In late July, Canada’s RCMP(Royal Canadian Mounted Police, aka. “Mounties”) federal police force took delivery of 18 new Tactical Armoured Vehicles (TAVs), based on Navistar’s MXT-APC. Navistar’s MXTs are about twice as heavy as a Humvee, but would still be considered light by the standards of blast-resistant “MRAP/PPV” vehicles. The Canadian “TAVs” were bought under a $14 million contract, and will be used by Emergency Response Teams (ERTs) across Canada as their primary support vehicle. They’re designed for incidents including hostage takings, armed standoffs, barricaded persons and search and rescue operations, using a blueprint that came from Navistar Defence Canada Inc. in cooperation with RCMP engineers.
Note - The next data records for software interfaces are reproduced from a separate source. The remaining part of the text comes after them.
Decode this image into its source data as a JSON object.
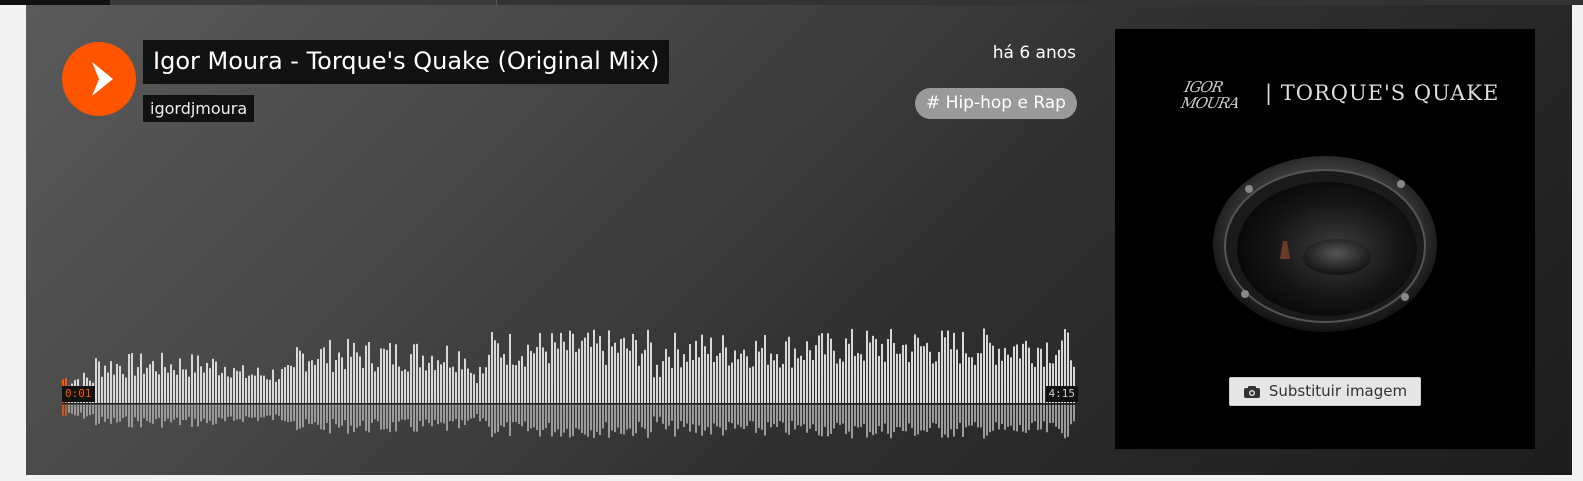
{
  "track": {
    "title": "Igor Moura - Torque's Quake (Original Mix)",
    "artist": "igordjmoura",
    "posted": "há 6 anos",
    "tag": "Hip-hop e Rap",
    "tag_prefix": "#"
  },
  "player": {
    "elapsed": "0:01",
    "duration": "4:15",
    "progress": 0.004
  },
  "artwork": {
    "logo_text": "| TORQUE'S QUAKE",
    "logo_script": "IGOR MOURA",
    "replace_label": "Substituir imagem"
  },
  "colors": {
    "accent": "#ff5500",
    "tag_bg": "#9a9a9a",
    "wave": "#d8d8d8"
  }
}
Britain is the MXT’s biggest customer, and their “Huskies” are deployed to Afghanistan. The RCMP is Navistar’s 1st MXT vehicle sale to police-type units, and a having such a high-profile international customer makes for a good start in that area. On the flip side of that transaction, RCMP Commissioner Bob Paulson might want to avoid phrases like “We’re proud to have acquired this impressive tool,” when referring to new cars. After 139 years, we suppose that every organization is entitled to a minor mid-life crisis. RCMP | Navistar.
“Bushmaster Bonanza at Bendigo” read the August 2007 DoD headline, as Liberal Party Minister for Defence Dr. Brendan Nelson announced that Australia would buy at least 250 more Bushmaster vehicles. The final contract was actually larger than that, in order to meet Protected Mobility Medium requirements for Project Overlander’s Phase 3. In 2011, the government placed an order for even more Bushmasters. Now 2012 has seen that intention repeated, in order to keep the workforce occupied…
Forthcoming acquisition reform in India may in effect ease the use of imported parts and decrease offset obligations, according to the Business Standard.
Japan wants to know why a CV-22 crashed last week in Florida before getting any MV-22s on its soil. The US will share the results of its investigation of the accident but is not otherwise changing its plans.
General Dynamics Land Systems joined the contenders for US SOCOM’s Ground Mobility Vehicle (GMV 1.1) competition.